___ PROVIDED INFORMATION ___

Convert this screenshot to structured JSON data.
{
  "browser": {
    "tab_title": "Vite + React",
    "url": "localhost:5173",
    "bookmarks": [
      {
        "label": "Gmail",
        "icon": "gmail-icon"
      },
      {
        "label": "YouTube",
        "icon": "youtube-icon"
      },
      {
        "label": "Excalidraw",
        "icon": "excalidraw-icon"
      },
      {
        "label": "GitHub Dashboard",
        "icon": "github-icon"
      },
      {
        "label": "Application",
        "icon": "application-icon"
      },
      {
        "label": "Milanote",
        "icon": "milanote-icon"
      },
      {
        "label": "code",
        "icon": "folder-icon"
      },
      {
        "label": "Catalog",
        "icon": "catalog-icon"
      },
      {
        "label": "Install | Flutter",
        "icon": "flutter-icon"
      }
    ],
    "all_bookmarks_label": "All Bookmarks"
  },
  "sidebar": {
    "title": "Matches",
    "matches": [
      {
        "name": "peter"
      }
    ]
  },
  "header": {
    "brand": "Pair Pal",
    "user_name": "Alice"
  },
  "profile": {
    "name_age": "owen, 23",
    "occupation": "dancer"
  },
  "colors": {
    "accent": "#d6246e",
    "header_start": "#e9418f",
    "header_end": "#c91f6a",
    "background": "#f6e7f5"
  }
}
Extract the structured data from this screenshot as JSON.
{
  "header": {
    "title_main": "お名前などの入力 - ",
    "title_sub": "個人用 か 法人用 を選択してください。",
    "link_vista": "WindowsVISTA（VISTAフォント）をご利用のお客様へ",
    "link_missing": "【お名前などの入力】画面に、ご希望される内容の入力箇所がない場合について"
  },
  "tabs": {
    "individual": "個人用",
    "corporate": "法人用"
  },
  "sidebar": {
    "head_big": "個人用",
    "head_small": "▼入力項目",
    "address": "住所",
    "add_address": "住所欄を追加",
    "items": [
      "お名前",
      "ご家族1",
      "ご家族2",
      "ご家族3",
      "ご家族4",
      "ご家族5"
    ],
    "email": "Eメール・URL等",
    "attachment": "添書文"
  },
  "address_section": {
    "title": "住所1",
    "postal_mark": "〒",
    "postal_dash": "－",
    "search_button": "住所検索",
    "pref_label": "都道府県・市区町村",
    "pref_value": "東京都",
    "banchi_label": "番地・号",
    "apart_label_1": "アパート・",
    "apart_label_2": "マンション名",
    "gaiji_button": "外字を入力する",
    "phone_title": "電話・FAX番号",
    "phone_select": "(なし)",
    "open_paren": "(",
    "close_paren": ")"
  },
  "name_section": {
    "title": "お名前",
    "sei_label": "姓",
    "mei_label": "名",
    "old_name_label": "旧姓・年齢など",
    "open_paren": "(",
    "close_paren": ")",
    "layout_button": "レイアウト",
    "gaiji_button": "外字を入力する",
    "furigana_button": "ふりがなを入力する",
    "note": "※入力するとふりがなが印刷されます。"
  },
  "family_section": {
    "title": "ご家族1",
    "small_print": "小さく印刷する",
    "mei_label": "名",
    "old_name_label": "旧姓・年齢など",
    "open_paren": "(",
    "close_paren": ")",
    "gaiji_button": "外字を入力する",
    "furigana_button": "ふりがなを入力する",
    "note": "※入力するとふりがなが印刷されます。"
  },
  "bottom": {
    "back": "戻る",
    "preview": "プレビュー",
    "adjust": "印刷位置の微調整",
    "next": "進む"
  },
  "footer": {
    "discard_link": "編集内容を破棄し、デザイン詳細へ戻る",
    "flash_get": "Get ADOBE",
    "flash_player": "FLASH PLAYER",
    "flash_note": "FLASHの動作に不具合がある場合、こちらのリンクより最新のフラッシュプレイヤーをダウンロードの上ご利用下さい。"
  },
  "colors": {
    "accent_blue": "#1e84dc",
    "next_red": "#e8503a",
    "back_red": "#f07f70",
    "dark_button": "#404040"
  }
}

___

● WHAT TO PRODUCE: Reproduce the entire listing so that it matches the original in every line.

● SOLUTION TO THE PROBLEM:
Convert this screenshot to structured JSON data.
{
  "browser": {
    "tab_title": "Vite + React",
    "url": "localhost:5173",
    "bookmarks": [
      {
        "label": "Gmail",
        "icon": "gmail-icon"
      },
      {
        "label": "YouTube",
        "icon": "youtube-icon"
      },
      {
        "label": "Excalidraw",
        "icon": "excalidraw-icon"
      },
      {
        "label": "GitHub Dashboard",
        "icon": "github-icon"
      },
      {
        "label": "Application",
        "icon": "application-icon"
      },
      {
        "label": "Milanote",
        "icon": "milanote-icon"
      },
      {
        "label": "code",
        "icon": "folder-icon"
      },
      {
        "label": "Catalog",
        "icon": "catalog-icon"
      },
      {
        "label": "Install | Flutter",
        "icon": "flutter-icon"
      }
    ],
    "all_bookmarks_label": "All Bookmarks"
  },
  "sidebar": {
    "title": "Matches",
    "matches": [
      {
        "name": "peter"
      }
    ]
  },
  "header": {
    "brand": "Pair Pal",
    "user_name": "Alice"
  },
  "profile": {
    "name_age": "owen, 23",
    "occupation": "dancer"
  },
  "colors": {
    "accent": "#d6246e",
    "header_start": "#e9418f",
    "header_end": "#c91f6a",
    "background": "#f6e7f5"
  }
}
Extract the structured data from this screenshot as JSON.
{
  "header": {
    "title_main": "お名前などの入力 - ",
    "title_sub": "個人用 か 法人用 を選択してください。",
    "link_vista": "WindowsVISTA（VISTAフォント）をご利用のお客様へ",
    "link_missing": "【お名前などの入力】画面に、ご希望される内容の入力箇所がない場合について"
  },
  "tabs": {
    "individual": "個人用",
    "corporate": "法人用"
  },
  "sidebar": {
    "head_big": "個人用",
    "head_small": "▼入力項目",
    "address": "住所",
    "add_address": "住所欄を追加",
    "items": [
      "お名前",
      "ご家族1",
      "ご家族2",
      "ご家族3",
      "ご家族4",
      "ご家族5"
    ],
    "email": "Eメール・URL等",
    "attachment": "添書文"
  },
  "address_section": {
    "title": "住所1",
    "postal_mark": "〒",
    "postal_dash": "－",
    "search_button": "住所検索",
    "pref_label": "都道府県・市区町村",
    "pref_value": "東京都",
    "banchi_label": "番地・号",
    "apart_label_1": "アパート・",
    "apart_label_2": "マンション名",
    "gaiji_button": "外字を入力する",
    "phone_title": "電話・FAX番号",
    "phone_select": "(なし)",
    "open_paren": "(",
    "close_paren": ")"
  },
  "name_section": {
    "title": "お名前",
    "sei_label": "姓",
    "mei_label": "名",
    "old_name_label": "旧姓・年齢など",
    "open_paren": "(",
    "close_paren": ")",
    "layout_button": "レイアウト",
    "gaiji_button": "外字を入力する",
    "furigana_button": "ふりがなを入力する",
    "note": "※入力するとふりがなが印刷されます。"
  },
  "family_section": {
    "title": "ご家族1",
    "small_print": "小さく印刷する",
    "mei_label": "名",
    "old_name_label": "旧姓・年齢など",
    "open_paren": "(",
    "close_paren": ")",
    "gaiji_button": "外字を入力する",
    "furigana_button": "ふりがなを入力する",
    "note": "※入力するとふりがなが印刷されます。"
  },
  "bottom": {
    "back": "戻る",
    "preview": "プレビュー",
    "adjust": "印刷位置の微調整",
    "next": "進む"
  },
  "footer": {
    "discard_link": "編集内容を破棄し、デザイン詳細へ戻る",
    "flash_get": "Get ADOBE",
    "flash_player": "FLASH PLAYER",
    "flash_note": "FLASHの動作に不具合がある場合、こちらのリンクより最新のフラッシュプレイヤーをダウンロードの上ご利用下さい。"
  },
  "colors": {
    "accent_blue": "#1e84dc",
    "next_red": "#e8503a",
    "back_red": "#f07f70",
    "dark_button": "#404040"
  }
}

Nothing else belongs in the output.